◆ **Dataset records**
-- Opening Marker --

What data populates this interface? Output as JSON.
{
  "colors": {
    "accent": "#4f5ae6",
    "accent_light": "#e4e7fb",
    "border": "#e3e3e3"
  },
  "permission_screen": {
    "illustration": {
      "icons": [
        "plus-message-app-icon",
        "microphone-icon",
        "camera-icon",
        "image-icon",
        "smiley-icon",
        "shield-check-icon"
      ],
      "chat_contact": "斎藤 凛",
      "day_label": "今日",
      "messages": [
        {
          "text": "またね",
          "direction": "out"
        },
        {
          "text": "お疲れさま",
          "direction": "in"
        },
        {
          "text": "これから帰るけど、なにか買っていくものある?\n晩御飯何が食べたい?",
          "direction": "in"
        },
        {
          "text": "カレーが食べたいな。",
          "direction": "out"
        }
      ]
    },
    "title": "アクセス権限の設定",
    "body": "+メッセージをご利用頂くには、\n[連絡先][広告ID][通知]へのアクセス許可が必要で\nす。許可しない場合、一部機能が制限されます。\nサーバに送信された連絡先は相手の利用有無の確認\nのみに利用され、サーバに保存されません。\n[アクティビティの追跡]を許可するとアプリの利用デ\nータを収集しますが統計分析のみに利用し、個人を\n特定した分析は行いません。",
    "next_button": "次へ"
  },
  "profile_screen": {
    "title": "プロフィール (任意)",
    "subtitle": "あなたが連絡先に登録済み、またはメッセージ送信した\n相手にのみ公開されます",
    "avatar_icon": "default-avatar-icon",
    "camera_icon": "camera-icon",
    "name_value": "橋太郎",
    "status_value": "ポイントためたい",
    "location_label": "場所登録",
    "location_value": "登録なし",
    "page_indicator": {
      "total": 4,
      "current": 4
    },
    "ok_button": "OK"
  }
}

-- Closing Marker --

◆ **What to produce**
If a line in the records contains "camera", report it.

◆ **Problem solution**
        "camera-icon",
    "camera_icon": "camera-icon",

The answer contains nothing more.